"Tabbing" is task-switching technology. You are basically working in windows, directly on Wikipedia pages using Wikipedia's interface. So if you need to inspect pages (that is, actually look at them), you simply open their links in Linky and each page is in display mode by default. You switch between pages (in subwindows called "tabs") with Ctrl-tab or with Ctlr-w (which closes the current window as you make the switch). Once in tabs, you can switch back and forth between pages very rapidly. In AWB, once you've processed a page, you can't go back to it. But in Firefox you can, even if you've already closed the tab! All Linky does is load pages into Firefox tabs, allowing you to bring the power of Firefox to up to 99 pages at a time. Subtle, but very effective.

Firefox tab controls[edit]

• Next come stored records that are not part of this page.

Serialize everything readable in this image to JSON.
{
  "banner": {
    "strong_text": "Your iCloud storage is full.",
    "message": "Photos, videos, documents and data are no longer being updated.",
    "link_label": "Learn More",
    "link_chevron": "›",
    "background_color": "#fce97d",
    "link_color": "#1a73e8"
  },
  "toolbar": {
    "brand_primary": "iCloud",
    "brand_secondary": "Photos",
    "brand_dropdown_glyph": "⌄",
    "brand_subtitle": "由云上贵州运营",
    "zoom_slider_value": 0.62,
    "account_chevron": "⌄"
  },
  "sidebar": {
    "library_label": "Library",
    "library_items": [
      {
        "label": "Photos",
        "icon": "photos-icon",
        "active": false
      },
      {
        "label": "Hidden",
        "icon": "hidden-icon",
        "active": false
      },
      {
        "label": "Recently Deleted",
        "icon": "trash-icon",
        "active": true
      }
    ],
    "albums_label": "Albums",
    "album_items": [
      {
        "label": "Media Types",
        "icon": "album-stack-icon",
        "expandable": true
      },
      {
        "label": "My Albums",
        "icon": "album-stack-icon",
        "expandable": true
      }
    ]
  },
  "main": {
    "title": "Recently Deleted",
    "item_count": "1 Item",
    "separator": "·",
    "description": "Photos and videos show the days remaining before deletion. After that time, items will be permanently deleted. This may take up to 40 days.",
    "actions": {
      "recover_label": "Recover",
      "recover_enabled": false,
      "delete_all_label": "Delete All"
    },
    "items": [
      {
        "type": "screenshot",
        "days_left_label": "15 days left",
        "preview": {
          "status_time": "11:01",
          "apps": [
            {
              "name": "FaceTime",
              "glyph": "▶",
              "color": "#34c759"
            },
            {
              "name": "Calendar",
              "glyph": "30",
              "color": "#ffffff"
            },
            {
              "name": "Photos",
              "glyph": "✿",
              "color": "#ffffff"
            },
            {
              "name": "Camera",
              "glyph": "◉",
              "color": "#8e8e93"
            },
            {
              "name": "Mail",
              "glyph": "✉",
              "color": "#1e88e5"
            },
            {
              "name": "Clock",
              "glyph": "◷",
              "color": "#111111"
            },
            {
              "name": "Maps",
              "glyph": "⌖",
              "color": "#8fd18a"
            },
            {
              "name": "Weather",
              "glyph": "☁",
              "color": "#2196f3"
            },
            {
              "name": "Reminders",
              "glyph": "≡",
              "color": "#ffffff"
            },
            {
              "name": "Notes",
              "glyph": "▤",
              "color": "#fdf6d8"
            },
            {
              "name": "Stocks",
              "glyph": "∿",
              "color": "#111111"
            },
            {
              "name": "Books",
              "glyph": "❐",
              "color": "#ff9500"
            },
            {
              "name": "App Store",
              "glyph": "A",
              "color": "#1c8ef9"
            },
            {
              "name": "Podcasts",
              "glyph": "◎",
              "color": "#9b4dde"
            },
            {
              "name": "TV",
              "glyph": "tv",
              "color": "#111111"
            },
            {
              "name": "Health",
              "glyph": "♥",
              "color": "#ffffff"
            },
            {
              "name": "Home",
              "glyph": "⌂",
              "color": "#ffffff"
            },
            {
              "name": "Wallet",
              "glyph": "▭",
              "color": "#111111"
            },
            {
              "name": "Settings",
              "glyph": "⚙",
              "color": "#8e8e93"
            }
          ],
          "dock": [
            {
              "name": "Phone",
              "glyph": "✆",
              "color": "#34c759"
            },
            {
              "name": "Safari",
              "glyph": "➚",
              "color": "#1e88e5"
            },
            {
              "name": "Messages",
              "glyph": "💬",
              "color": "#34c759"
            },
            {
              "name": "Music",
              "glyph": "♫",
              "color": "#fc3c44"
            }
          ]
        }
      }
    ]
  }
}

  • Rapid page viewing:
    • Middle-click (or use Linky, see below) to load 40 or more pages into tabs (Linky opens up to 99)
      • To skim through lots of random articles, middle-click on "Random article" 40+ times
    • Read or work on one
    • When done, press Ctrl-F4 or Ctrl-w to close tab and instantly go to the next one
    • Great for skimming sets of articles, where you are checking for a missing element, or looking for a particular kind of page or element. Just keep pressing Ctrl-F4 to instantly get rid of the current tab and go onto the next one, cycling through them fast until you find one you are looking for. Blam, blam, blam, blam, blam!
  • Middle-click on link - create new tab with linked page as its contents
  • Ctrl-T - Create new (employ) tab
  • Ctrl-Tab - Switch to next tab
  • Shift-Ctrl-Tab - Switch to previous tab
  • Ctrl-(drag tab) - Clone a tab (Firefox 3 only; Firefox 2 needs a plug-in such as Duplicate Tab[1])
  • Ctrl-Shift-T - un-close a tab (this will even remember contents entered in text boxes like Wikipedia's text editor)
    • Or go to the History menu and choose Recently Closed Tabs

Optimize your speed using Linky-lists[edit]

A Linky-list is a web-page (such as a user subpage) that you've created that displays a list of links on it for you to use Linky on. One advantage of this approach is that you can easily ensure that unrelated links are not included.

But the real power in using a Linky-list is that you can use search/replace on it to modify the links and thereby create your next Linky-list. For example, Politics of x (where x is a country name) could easily be changed to Culture of x.

Search/replace is also useful for changing wiki-links to URL-links, so that you can open each page in edit mode, etc.

Here's an example of a URL-link that opens a Wikipedia page in edit mode (in fact, it opens this page in edit mode):

Attention: Opera users[edit]

Opera has Linky-like functionality built-in. It is not immediately evident in a default install - you have to right-click on a toolbar and go to Customise->Panels->Links to enable it.


See also[edit]

External links[edit]